While that’s possible, it is more likely that the CC, should it make any decision on pre-primary, would give an endorsement(s) to candidates who got more than 60 percent of delegate vote —  only to find themselves still in a primary with a fellow Republican who went only the signature route (and wasn’t voted on in convention at all) or took both courses at the same time, but failed to get the convention threshold of 40 percent of delegate vote.

Herbert doesn’t fall into that second category since he got more than 40 percent (he got 45 percent) of the delegate vote Saturday.

Still, there are a few of those signature-gathering candidates out there.

For example, in the Davis County Convention, incumbent Rep. Becky Edwards got 72 percent of the delegate vote in her Bountiful House District 20.

Her opponent, Glen Jenkins, got less than 40 percent of the vote. But Jenkins is certified to the ballot for gathering the 1,000 GOP voters needed.

Ironically, Edwards is a supporter of SB54 and has so voted several times in the Legislature. She also went the signature and convention route this year, as did Jenkins.

So a supporter of SB54 is forced into an intra-party primary via the new law. Evans may be smiling over that one.

The CC could decide to endorse a primary-bound Republican, like Edwards, over a candidate who would have otherwise been eliminated in the convention.

Nuffer ruled that the Utah GOP could not place any such endorsement on the official primary ballot and that any Republican who qualified via signatures must get the same primary ballot treatment as a convention-certified candidate.

But the party, if it decides to endorse a candidate, could take any number of public steps, including:

— Taking out billboards and send out fliers to voters telling them of the party’s official endorsement.

— Give endorsed candidates party help, from cash donations, help with walking the district, voter I.D., telephoning into GOP voter homes and more.

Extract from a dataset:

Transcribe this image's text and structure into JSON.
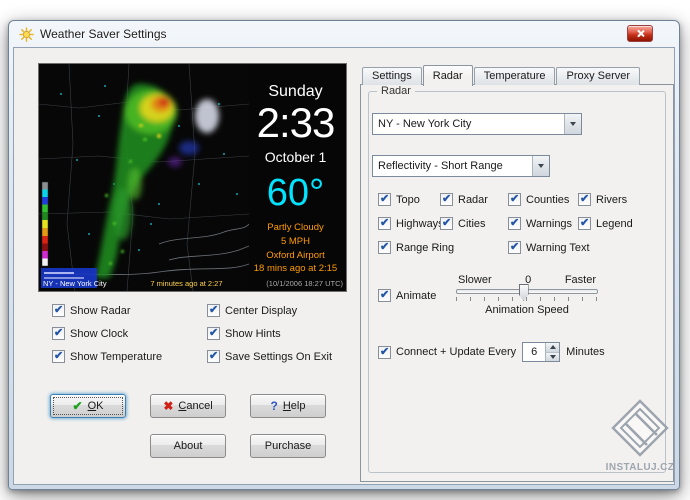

— Actually campaign AGAINST the GOP signature candidate, telling Republican voters that that candidate had violated internal party bylaws by taking the signature route, and so on.

In his convention speech, Evans asked if the party endorsing a primary candidate who followed party rules over a GOP candidate who didn’t (a signature candidate.)

“I don’t think that is too much to ask. Do you?”

More than a few cheers from the delegate audience.

“This is just the party using its freedom of assembly and free speech,” said Evans.

Evans admitted that the state GOP fighting against SB54 has harmed fundraising, among other party activities.

He set up a special fund where legal support is paid from, and he assured delegates that normal contributions to the party’s main fund do not pay court and attorney costs in fighting the new law.

He asked each of the 4,000 delegates – most of whom support the party’s anti-SB54 battles – to donate $25 each or to raise $25 each from other Republicans.

That would provide $100,000 to party coffers. And the party needs it, as UtahPolicy has recently detailed.

So, in the June CC meeting, committee members will look at further restricting or defining party membership. And consider pre-primary candidate endorsements. Where either may go is still unclear.

But it is clear the Utah Republican Party’s battle against SB54 continues.